**To do:**
Retype everything in the entries that follow, exactly as shown.

**Supplied data:**

=====

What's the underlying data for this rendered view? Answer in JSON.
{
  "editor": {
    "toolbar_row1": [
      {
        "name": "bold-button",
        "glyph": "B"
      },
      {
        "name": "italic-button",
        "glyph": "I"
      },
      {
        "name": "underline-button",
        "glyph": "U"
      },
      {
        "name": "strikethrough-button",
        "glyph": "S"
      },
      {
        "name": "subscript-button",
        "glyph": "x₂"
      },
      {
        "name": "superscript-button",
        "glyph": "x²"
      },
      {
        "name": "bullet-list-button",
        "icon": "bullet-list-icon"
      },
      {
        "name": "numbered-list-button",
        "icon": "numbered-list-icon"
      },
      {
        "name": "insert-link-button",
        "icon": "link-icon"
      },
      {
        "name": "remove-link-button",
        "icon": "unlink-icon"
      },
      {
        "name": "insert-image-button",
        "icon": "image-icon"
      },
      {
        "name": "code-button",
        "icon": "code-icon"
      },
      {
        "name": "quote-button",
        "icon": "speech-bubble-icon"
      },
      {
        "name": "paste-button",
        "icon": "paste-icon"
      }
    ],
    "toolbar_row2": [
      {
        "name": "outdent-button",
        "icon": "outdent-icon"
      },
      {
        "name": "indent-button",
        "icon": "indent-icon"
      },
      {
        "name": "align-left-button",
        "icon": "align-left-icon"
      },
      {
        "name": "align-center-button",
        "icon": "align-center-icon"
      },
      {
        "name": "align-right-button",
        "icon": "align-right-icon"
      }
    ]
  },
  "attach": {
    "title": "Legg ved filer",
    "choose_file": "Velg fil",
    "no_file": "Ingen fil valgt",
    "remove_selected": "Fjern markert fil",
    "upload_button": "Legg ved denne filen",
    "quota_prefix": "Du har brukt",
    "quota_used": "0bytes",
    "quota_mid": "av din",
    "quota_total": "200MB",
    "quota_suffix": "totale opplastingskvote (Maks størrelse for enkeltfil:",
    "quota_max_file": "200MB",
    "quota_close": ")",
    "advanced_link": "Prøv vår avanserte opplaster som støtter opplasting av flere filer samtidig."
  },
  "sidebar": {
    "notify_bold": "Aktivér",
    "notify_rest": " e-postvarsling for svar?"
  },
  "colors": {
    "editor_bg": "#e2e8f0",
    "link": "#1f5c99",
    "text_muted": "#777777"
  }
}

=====

**Result of the task:**
What's the underlying data for this rendered view? Answer in JSON.
{
  "editor": {
    "toolbar_row1": [
      {
        "name": "bold-button",
        "glyph": "B"
      },
      {
        "name": "italic-button",
        "glyph": "I"
      },
      {
        "name": "underline-button",
        "glyph": "U"
      },
      {
        "name": "strikethrough-button",
        "glyph": "S"
      },
      {
        "name": "subscript-button",
        "glyph": "x₂"
      },
      {
        "name": "superscript-button",
        "glyph": "x²"
      },
      {
        "name": "bullet-list-button",
        "icon": "bullet-list-icon"
      },
      {
        "name": "numbered-list-button",
        "icon": "numbered-list-icon"
      },
      {
        "name": "insert-link-button",
        "icon": "link-icon"
      },
      {
        "name": "remove-link-button",
        "icon": "unlink-icon"
      },
      {
        "name": "insert-image-button",
        "icon": "image-icon"
      },
      {
        "name": "code-button",
        "icon": "code-icon"
      },
      {
        "name": "quote-button",
        "icon": "speech-bubble-icon"
      },
      {
        "name": "paste-button",
        "icon": "paste-icon"
      }
    ],
    "toolbar_row2": [
      {
        "name": "outdent-button",
        "icon": "outdent-icon"
      },
      {
        "name": "indent-button",
        "icon": "indent-icon"
      },
      {
        "name": "align-left-button",
        "icon": "align-left-icon"
      },
      {
        "name": "align-center-button",
        "icon": "align-center-icon"
      },
      {
        "name": "align-right-button",
        "icon": "align-right-icon"
      }
    ]
  },
  "attach": {
    "title": "Legg ved filer",
    "choose_file": "Velg fil",
    "no_file": "Ingen fil valgt",
    "remove_selected": "Fjern markert fil",
    "upload_button": "Legg ved denne filen",
    "quota_prefix": "Du har brukt",
    "quota_used": "0bytes",
    "quota_mid": "av din",
    "quota_total": "200MB",
    "quota_suffix": "totale opplastingskvote (Maks størrelse for enkeltfil:",
    "quota_max_file": "200MB",
    "quota_close": ")",
    "advanced_link": "Prøv vår avanserte opplaster som støtter opplasting av flere filer samtidig."
  },
  "sidebar": {
    "notify_bold": "Aktivér",
    "notify_rest": " e-postvarsling for svar?"
  },
  "colors": {
    "editor_bg": "#e2e8f0",
    "link": "#1f5c99",
    "text_muted": "#777777"
  }
}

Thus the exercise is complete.